In the copy, keep every word of the data below and none of its pictures.
Working data Start Marker
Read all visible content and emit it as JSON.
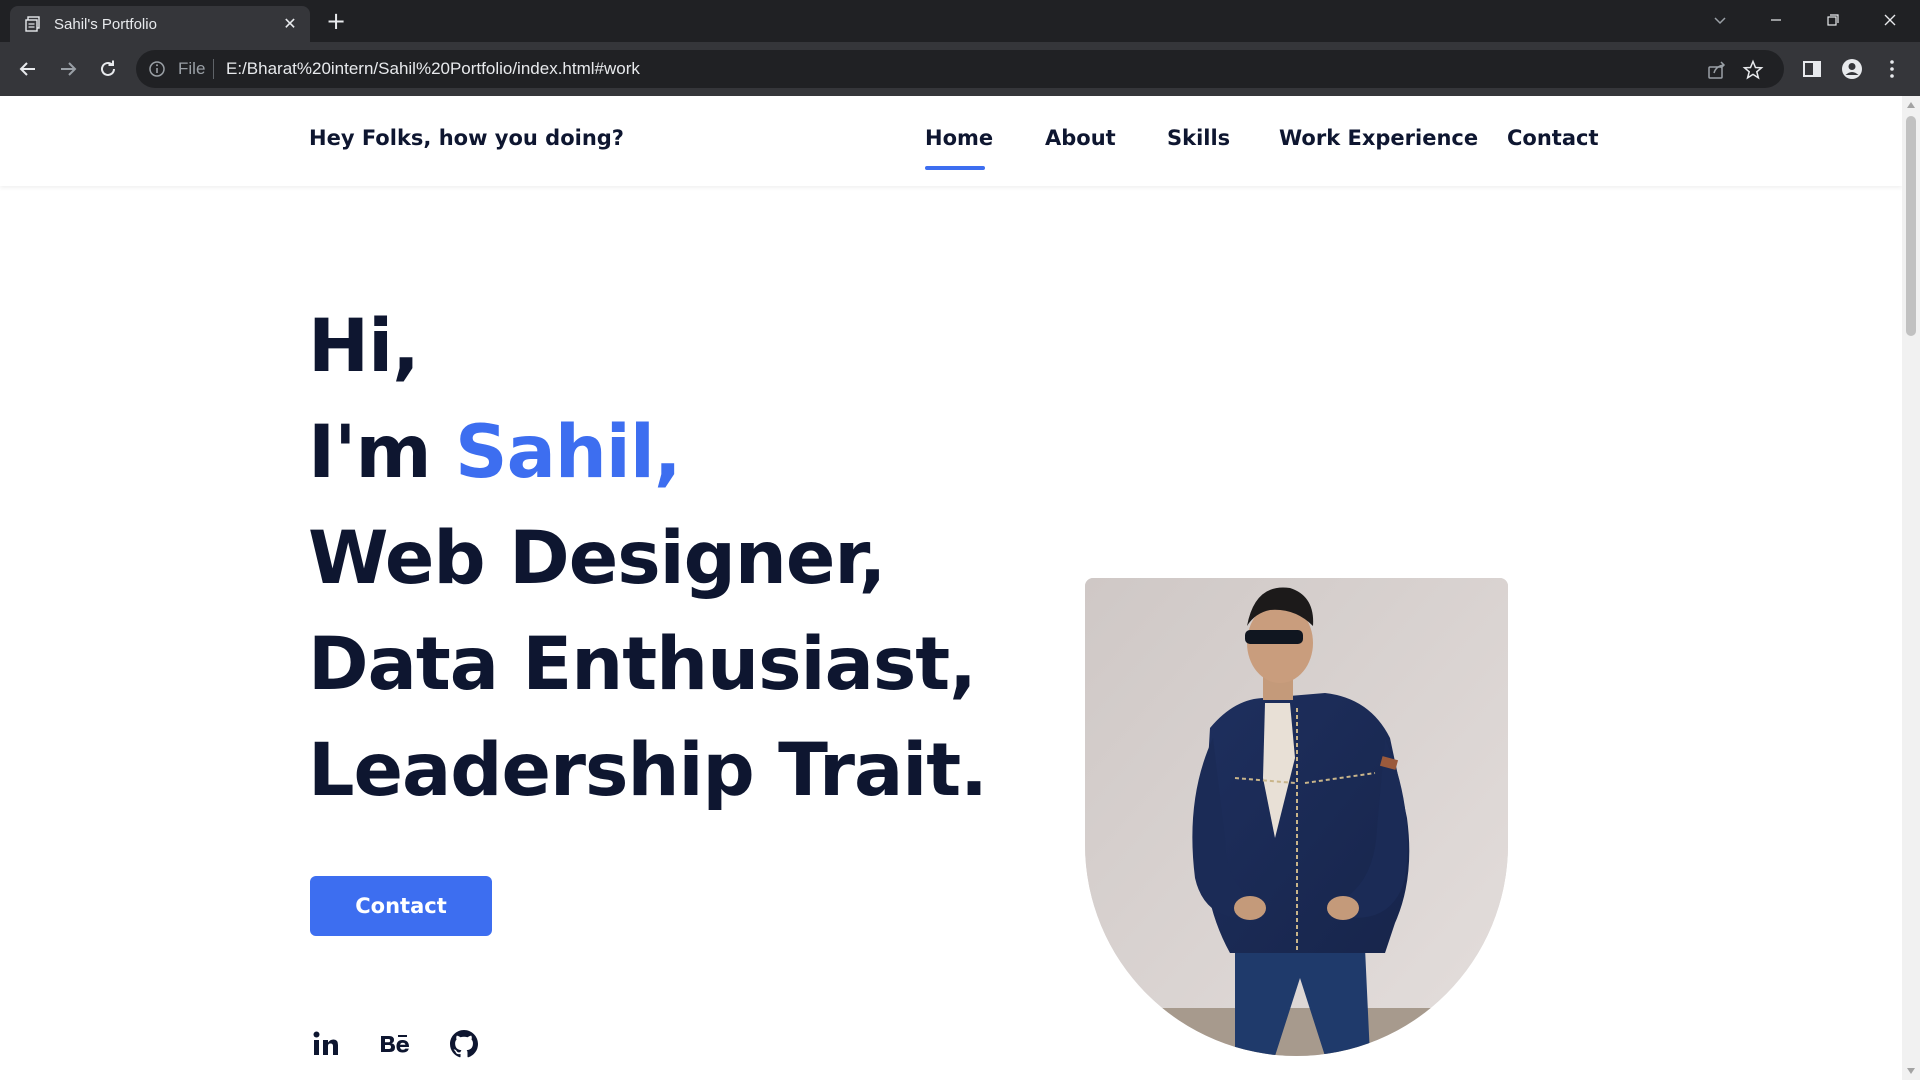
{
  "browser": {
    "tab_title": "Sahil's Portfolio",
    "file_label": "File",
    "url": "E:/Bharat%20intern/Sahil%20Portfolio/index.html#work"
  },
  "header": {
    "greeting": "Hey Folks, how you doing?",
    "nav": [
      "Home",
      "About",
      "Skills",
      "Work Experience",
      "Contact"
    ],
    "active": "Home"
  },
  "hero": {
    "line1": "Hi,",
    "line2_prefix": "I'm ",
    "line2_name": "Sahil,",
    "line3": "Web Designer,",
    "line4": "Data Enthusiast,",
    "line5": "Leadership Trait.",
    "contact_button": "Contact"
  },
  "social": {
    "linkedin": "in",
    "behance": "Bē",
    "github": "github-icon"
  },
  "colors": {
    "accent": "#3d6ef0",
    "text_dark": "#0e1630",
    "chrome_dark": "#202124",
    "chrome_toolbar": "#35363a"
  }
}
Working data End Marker
> [Your response]
Read all visible content and emit it as JSON.
{
  "browser": {
    "tab_title": "Sahil's Portfolio",
    "file_label": "File",
    "url": "E:/Bharat%20intern/Sahil%20Portfolio/index.html#work"
  },
  "header": {
    "greeting": "Hey Folks, how you doing?",
    "nav": [
      "Home",
      "About",
      "Skills",
      "Work Experience",
      "Contact"
    ],
    "active": "Home"
  },
  "hero": {
    "line1": "Hi,",
    "line2_prefix": "I'm ",
    "line2_name": "Sahil,",
    "line3": "Web Designer,",
    "line4": "Data Enthusiast,",
    "line5": "Leadership Trait.",
    "contact_button": "Contact"
  },
  "social": {
    "linkedin": "in",
    "behance": "Bē",
    "github": "github-icon"
  },
  "colors": {
    "accent": "#3d6ef0",
    "text_dark": "#0e1630",
    "chrome_dark": "#202124",
    "chrome_toolbar": "#35363a"
  }
}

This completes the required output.